If you want to complete the rounds of London, don’t miss The Horniman Museum and Gardens, which is home to the famed Dolmetsch Collection. For violin enthusiasts go hunting for the fabulous Rugeri violin hidden amongst the kinds of instrumets, whilst more viols by Barak Norman and George Miller are amongst the significant instrument. A violone purported to be by Giovanni Paolo Maggini is in storage, and is a much copied ideal for early musicians. Little treasures in small museums aren’t complete without a trip to Carlisle to the Tullie House Museum to see one of the Andrea Amati violins made for King Charles IX of France.
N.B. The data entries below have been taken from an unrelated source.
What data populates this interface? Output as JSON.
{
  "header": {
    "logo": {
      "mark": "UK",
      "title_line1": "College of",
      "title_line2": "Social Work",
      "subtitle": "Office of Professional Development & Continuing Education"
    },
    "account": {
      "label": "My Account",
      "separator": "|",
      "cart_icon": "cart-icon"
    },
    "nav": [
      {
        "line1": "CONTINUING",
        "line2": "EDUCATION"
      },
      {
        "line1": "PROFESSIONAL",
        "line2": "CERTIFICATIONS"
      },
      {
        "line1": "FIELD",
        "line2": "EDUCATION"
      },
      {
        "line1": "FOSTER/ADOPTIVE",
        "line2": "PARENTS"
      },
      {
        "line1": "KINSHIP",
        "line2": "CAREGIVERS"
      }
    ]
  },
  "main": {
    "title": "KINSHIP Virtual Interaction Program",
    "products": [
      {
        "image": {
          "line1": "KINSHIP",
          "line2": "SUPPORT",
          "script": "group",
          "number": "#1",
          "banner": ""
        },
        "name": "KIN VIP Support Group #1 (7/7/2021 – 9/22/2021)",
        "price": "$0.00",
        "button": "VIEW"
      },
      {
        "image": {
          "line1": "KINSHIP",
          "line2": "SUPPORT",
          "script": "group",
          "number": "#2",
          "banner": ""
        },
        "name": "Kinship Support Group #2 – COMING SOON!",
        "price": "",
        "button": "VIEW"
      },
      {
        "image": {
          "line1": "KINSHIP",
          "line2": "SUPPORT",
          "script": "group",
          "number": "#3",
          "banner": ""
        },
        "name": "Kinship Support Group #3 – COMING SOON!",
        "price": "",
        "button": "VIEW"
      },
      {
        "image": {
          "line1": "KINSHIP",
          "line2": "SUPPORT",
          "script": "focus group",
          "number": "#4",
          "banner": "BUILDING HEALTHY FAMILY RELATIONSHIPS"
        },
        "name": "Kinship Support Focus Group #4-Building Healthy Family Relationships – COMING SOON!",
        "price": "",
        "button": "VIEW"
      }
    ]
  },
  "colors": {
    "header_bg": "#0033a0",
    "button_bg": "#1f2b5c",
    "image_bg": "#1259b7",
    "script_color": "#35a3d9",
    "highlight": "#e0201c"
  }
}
There is a philosophical reason to leave the Ashmolean Museum as the last in the list of great museums, because it takes some training of the eye to appreciate exactly what it has to offer, For a violin making student or beginner to the field, it can be quite misleading to launch here first. Much better to acquaint the eyes with the worn and used appearance of many of the violins in the Royal Academy before moving forward. Much of the controversy surrounding Stradivari’s 1716 Messiah comes from people who just haven’t been around Stradivari’s work enough to be able to fully appreciate it for the inherently Stradivarian characteristics it holds: Far better to spend the morning eyeing the Viotti in London before taking the train to the Ashmolean. Any cynic would equally do well to pop over to the Royal College of Music to dwell on the Richard Meares viol, an instrument with far less incentive to arouse suspicion, yet showing the purity and freshness that is possible of an instrument from the 1670s quite apart from a Stradivari violin from the height of his Golden Period. Flanked by the 1684 Cipriani Potter and the 1722 Rode, two of the few decorated Stradivari violins, it is perhaps easier for an educated eye to take a balanced view of it. Look too at the 1649 Alard by Nicolo Amati, arguably a yet better preserved example of Cremonese work, just not quite as brash in it’s colouring. Of the small violin and tenor viola of Andrea Amati’s set for the French court of Charles IX, the violin has an original date of 1564, the earliest dated violin in the world, and there is more or less a comprehensive walk through the main lineage of the Cremonese school through the major members of the Amati family. The Brescian collection is the most comprehensive assembly of Gaspar da Salo’s work, whilst the lira da braccio of Giovanni Maria is simply the most stunning of it’s sort in existence. It is gratifying to see the two Rose bass viols in the middle of the gallery (despite how the catalogue treats them), both of astonishing decorative significance, and representing the finest sixteenth-century work of British makers. Rose was ‘famed as moche in Italy as in his native contery’ and it is rewarding to see how well his work stands shoulder to shoulder with the Cremonese.